Under the Queensland Department of Energy and Public Works, QFleet manages the procurement and maintenance of state vehicles. Now, QFleet is eager to go electric.
The QFleet Electric Vehicle Transition Strategy commits QFleet to doubling the number of electric vehicles (EVs) in its fleet annually for four years, reaching at least 144 by December 2021 and 288 by December 2022. On 5 November 2021, there were 122 EVs active in the QFleet fleet — 80 battery electric; 37 plug-in hybrid electric; and 5 fuel cell electric vehicles (FCEVs). This is 4.06% of the eligible fleet.
QFleet has 10,390 vehicles — including passenger cars, SUVs, light commercial vehicles, trucks, and buses — in its statewide fleet. About 3,000 of these are suitable to be replaced by an EV when their lease arrangements expire, but there are no alternatives available in the Australian market at this time to transition the remaining vehicle types to EV.
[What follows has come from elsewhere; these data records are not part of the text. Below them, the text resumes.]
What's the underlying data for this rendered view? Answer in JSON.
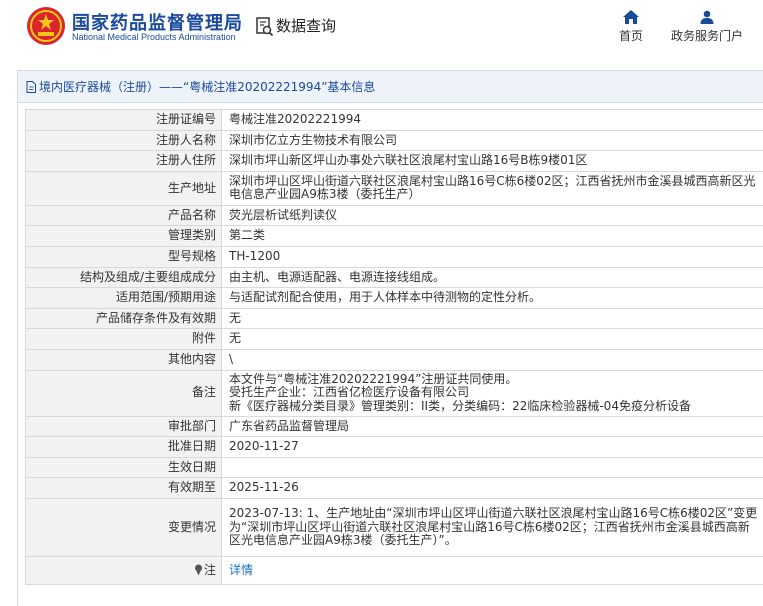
{
  "header": {
    "brand_cn": "国家药品监督管理局",
    "brand_en": "National Medical Products Administration",
    "data_query": "数据查询",
    "nav_home": "首页",
    "nav_portal": "政务服务门户"
  },
  "panel": {
    "title": "境内医疗器械（注册）——“粤械注准20202221994”基本信息"
  },
  "rows": [
    {
      "label": "注册证编号",
      "value": "粤械注准20202221994"
    },
    {
      "label": "注册人名称",
      "value": "深圳市亿立方生物技术有限公司"
    },
    {
      "label": "注册人住所",
      "value": "深圳市坪山新区坪山办事处六联社区浪尾村宝山路16号B栋9楼01区"
    },
    {
      "label": "生产地址",
      "value": "深圳市坪山区坪山街道六联社区浪尾村宝山路16号C栋6楼02区；江西省抚州市金溪县城西高新区光电信息产业园A9栋3楼（委托生产）"
    },
    {
      "label": "产品名称",
      "value": "荧光层析试纸判读仪"
    },
    {
      "label": "管理类别",
      "value": "第二类"
    },
    {
      "label": "型号规格",
      "value": "TH-1200"
    },
    {
      "label": "结构及组成/主要组成成分",
      "value": "由主机、电源适配器、电源连接线组成。"
    },
    {
      "label": "适用范围/预期用途",
      "value": "与适配试剂配合使用，用于人体样本中待测物的定性分析。"
    },
    {
      "label": "产品储存条件及有效期",
      "value": "无"
    },
    {
      "label": "附件",
      "value": "无"
    },
    {
      "label": "其他内容",
      "value": "\\"
    },
    {
      "label": "备注",
      "value_lines": [
        "本文件与“粤械注准20202221994”注册证共同使用。",
        "受托生产企业：江西省亿检医疗设备有限公司",
        "新《医疗器械分类目录》管理类别：II类，分类编码：22临床检验器械-04免疫分析设备"
      ]
    },
    {
      "label": "审批部门",
      "value": "广东省药品监督管理局"
    },
    {
      "label": "批准日期",
      "value": "2020-11-27"
    },
    {
      "label": "生效日期",
      "value": ""
    },
    {
      "label": "有效期至",
      "value": "2025-11-26"
    },
    {
      "label": "变更情况",
      "value": "2023-07-13: 1、生产地址由“深圳市坪山区坪山街道六联社区浪尾村宝山路16号C栋6楼02区”变更为“深圳市坪山区坪山街道六联社区浪尾村宝山路16号C栋6楼02区；江西省抚州市金溪县城西高新区光电信息产业园A9栋3楼（委托生产）”。"
    },
    {
      "label": "注",
      "value": "详情"
    }
  ],
  "colors": {
    "brand_blue": "#1a4a9c",
    "link_blue": "#1a6fc0",
    "label_bg": "#f2f2f2",
    "title_bg": "#eef3fa"
  },
  "icons": {
    "logo": "national-emblem-icon",
    "data_query": "search-document-icon",
    "home": "home-icon",
    "portal": "user-icon",
    "title": "document-icon",
    "note": "pin-icon"
  }
}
With an additional 50 EVs on order, QFleet has a current total of 165 EVs, well exceeding this year’s target of 144. All EVs that become available on the Australian market are considered by QFleet and evaluated to ensure they are fit-for-purpose. Manufacturers and makes of EVs in the government fleet include the Hyundai Kona, Nissan Leaf, MG ZS, Tesla, Hyundai Ioniq, Kia Niro, Mitsubishi Outlander, and Hyundai Nexo. These vehicles are offered for sale via public auction at the end of their lease, supporting the broader uptake of EVs in the private market.
QFleet does not track usage patterns, but the vehicles are used for a wide variety of purposes, including by frontline health workers, educators, site and project supervisors, and administrative staff.
The three ministerial EVs are all Tesla Model 3 Standard Range Plus, with the ministers having posted on their social media about the vehicles — ministers de Brenni, Scanlon, and Bailey (of the Labour Party, similar to Democrats in the USA).
EVs currently in use are:
More information is here.